Robbin argues that the process and products of knitting may become “the outward expression of attitudes, emotions, and aspirations, well before these are articulated in words.” In simpler terms, what we carry inside of us is easier to come face-to-face with when we’re working on a creative project, requiring us to work together with the one person we argue with the most—ourselves.
“I have experienced and described knitting as performance art, as active loving, and as an expression of strongly held values,” states Robbin, portraying the craft as a means of making sense of the world. “Reflecting on my adventures with yarn and needles, it feels like I am knitting my life into one integrated fabric,” she continues.
“When we knit, we create a row of loops and then build another row of loops on top of those and keep going until we have a finished garment. When we live, we loop the relationships, moments, activities of our lives together; pile them on top of each other, creating links, making abrupt turns occasionally.
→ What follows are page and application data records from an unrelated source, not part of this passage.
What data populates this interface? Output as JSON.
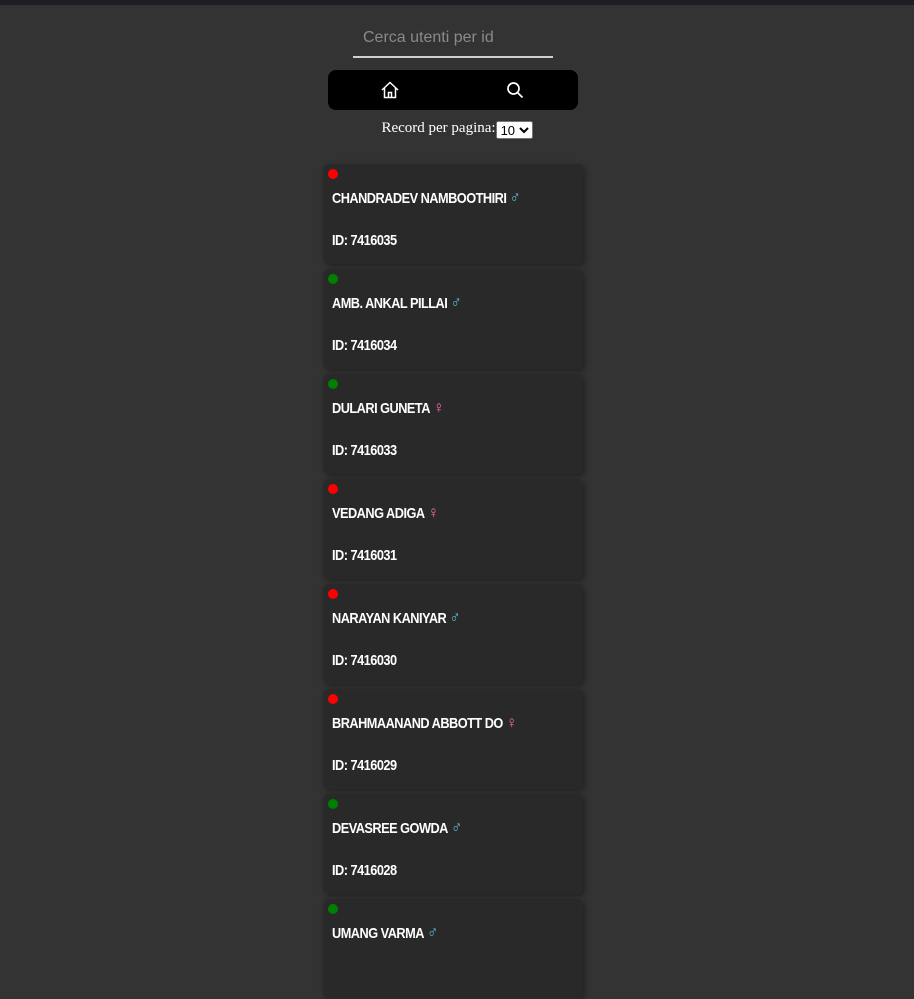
{
  "search": {
    "placeholder": "Cerca utenti per id",
    "value": ""
  },
  "nav": {
    "home_icon": "home-icon",
    "search_icon": "search-icon"
  },
  "pagination": {
    "label": "Record per pagina:",
    "selected": "10"
  },
  "colors": {
    "online": "#008000",
    "offline": "#ff0000",
    "male": "#5bc0de",
    "female": "#ff69b4"
  },
  "users": [
    {
      "name": "Chandradev Namboothiri",
      "gender_symbol": "♂",
      "gender": "male",
      "status": "offline",
      "id_label": "ID: 7416035"
    },
    {
      "name": "Amb. Ankal Pillai",
      "gender_symbol": "♂",
      "gender": "male",
      "status": "online",
      "id_label": "ID: 7416034"
    },
    {
      "name": "Dulari Guneta",
      "gender_symbol": "♀",
      "gender": "female",
      "status": "online",
      "id_label": "ID: 7416033"
    },
    {
      "name": "Vedang Adiga",
      "gender_symbol": "♀",
      "gender": "female",
      "status": "offline",
      "id_label": "ID: 7416031"
    },
    {
      "name": "Narayan Kaniyar",
      "gender_symbol": "♂",
      "gender": "male",
      "status": "offline",
      "id_label": "ID: 7416030"
    },
    {
      "name": "Brahmaanand Abbott DO",
      "gender_symbol": "♀",
      "gender": "female",
      "status": "offline",
      "id_label": "ID: 7416029"
    },
    {
      "name": "Devasree Gowda",
      "gender_symbol": "♂",
      "gender": "male",
      "status": "online",
      "id_label": "ID: 7416028"
    },
    {
      "name": "Umang Varma",
      "gender_symbol": "♂",
      "gender": "male",
      "status": "online",
      "id_label": ""
    }
  ]
}
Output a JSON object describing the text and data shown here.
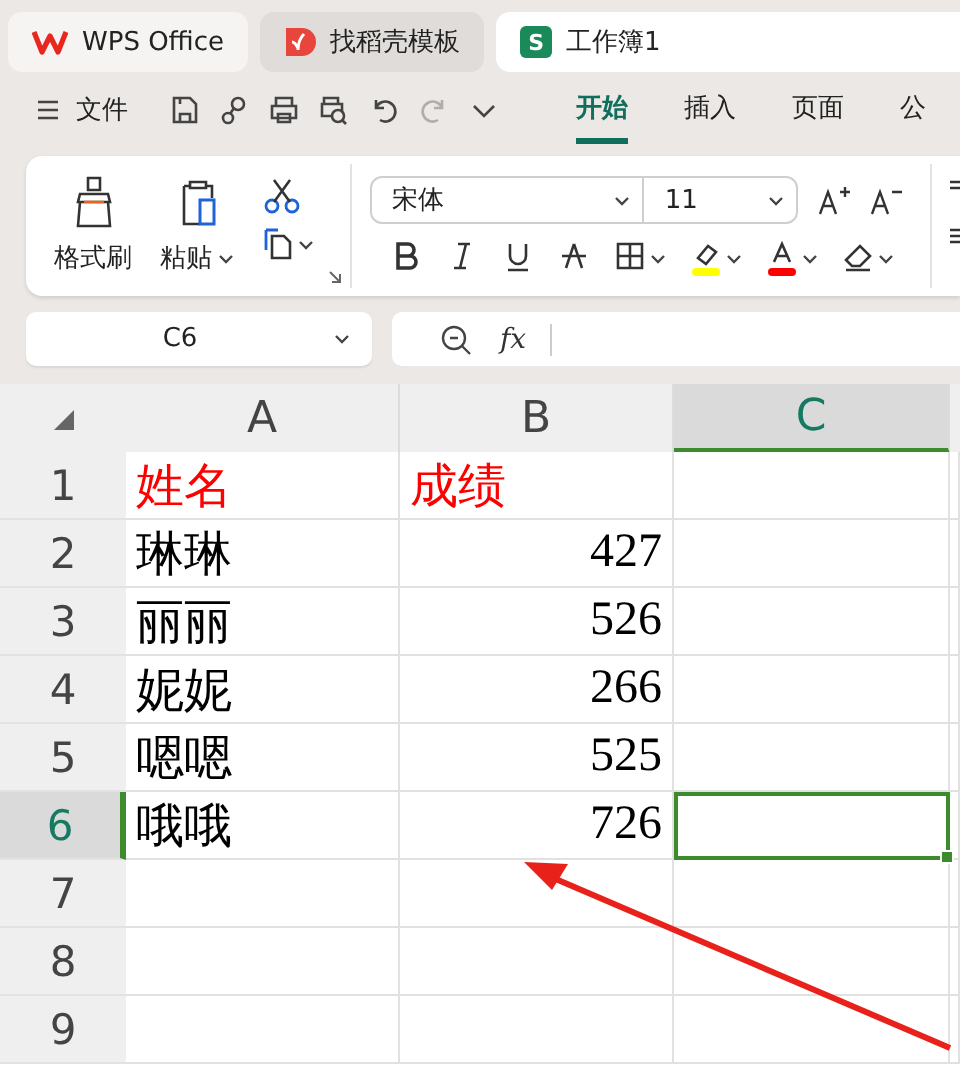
{
  "tabs": [
    {
      "label": "WPS Office",
      "kind": "wps",
      "selected": false
    },
    {
      "label": "找稻壳模板",
      "kind": "template",
      "selected": false
    },
    {
      "label": "工作簿1",
      "kind": "sheet",
      "badge": "S",
      "selected": true
    }
  ],
  "menu": {
    "label": "文件"
  },
  "quick_actions": [
    {
      "kind": "save",
      "disabled": false
    },
    {
      "kind": "share",
      "disabled": false
    },
    {
      "kind": "print",
      "disabled": false
    },
    {
      "kind": "preview",
      "disabled": false
    },
    {
      "kind": "undo",
      "disabled": false
    },
    {
      "kind": "redo",
      "disabled": true
    },
    {
      "kind": "more",
      "disabled": false
    }
  ],
  "ribbon_tabs": [
    {
      "label": "开始",
      "selected": true
    },
    {
      "label": "插入",
      "selected": false
    },
    {
      "label": "页面",
      "selected": false
    },
    {
      "label": "公",
      "selected": false
    }
  ],
  "clipboard": [
    {
      "label": "格式刷",
      "kind": "painter"
    },
    {
      "label": "粘贴",
      "kind": "paste"
    }
  ],
  "font": {
    "name": "宋体",
    "size": "11"
  },
  "format_buttons": [
    {
      "kind": "bold"
    },
    {
      "kind": "italic"
    },
    {
      "kind": "underline"
    },
    {
      "kind": "strike"
    },
    {
      "kind": "border"
    },
    {
      "kind": "highlight",
      "color": "#ffff00"
    },
    {
      "kind": "fontcolor",
      "color": "#ff0000"
    },
    {
      "kind": "eraser"
    }
  ],
  "name_box": "C6",
  "function_label": "fx",
  "columns": [
    {
      "label": "A",
      "selected": false
    },
    {
      "label": "B",
      "selected": false
    },
    {
      "label": "C",
      "selected": true
    }
  ],
  "rows": [
    {
      "label": "1",
      "kind": "header",
      "selected": false,
      "cells": [
        {
          "text": "姓名",
          "kind": "text"
        },
        {
          "text": "成绩",
          "kind": "text"
        }
      ]
    },
    {
      "label": "2",
      "kind": "data",
      "selected": false,
      "cells": [
        {
          "text": "琳琳",
          "kind": "text"
        },
        {
          "text": "427",
          "kind": "number"
        }
      ]
    },
    {
      "label": "3",
      "kind": "data",
      "selected": false,
      "cells": [
        {
          "text": "丽丽",
          "kind": "text"
        },
        {
          "text": "526",
          "kind": "number"
        }
      ]
    },
    {
      "label": "4",
      "kind": "data",
      "selected": false,
      "cells": [
        {
          "text": "妮妮",
          "kind": "text"
        },
        {
          "text": "266",
          "kind": "number"
        }
      ]
    },
    {
      "label": "5",
      "kind": "data",
      "selected": false,
      "cells": [
        {
          "text": "嗯嗯",
          "kind": "text"
        },
        {
          "text": "525",
          "kind": "number"
        }
      ]
    },
    {
      "label": "6",
      "kind": "data",
      "selected": true,
      "cells": [
        {
          "text": "哦哦",
          "kind": "text"
        },
        {
          "text": "726",
          "kind": "number"
        }
      ]
    },
    {
      "label": "7",
      "kind": "data",
      "selected": false
    },
    {
      "label": "8",
      "kind": "data",
      "selected": false
    },
    {
      "label": "9",
      "kind": "data",
      "selected": false
    }
  ],
  "annotations": [
    {
      "kind": "arrow",
      "color": "#e8221b"
    }
  ]
}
Starting anew, and then sewing it onto the section we already had, we continue through to the end.”
For Whitney, it’s done wonders to her mental health. “I have minor anxiety that spikes when I’m in certain situations, and the physical act of knitting helps me alleviate that anxiety so much, either during the situations or immediately afterwards,” she said. “The creative side of knitting helps stimulate my mind and helps me just have fun in my spare time.”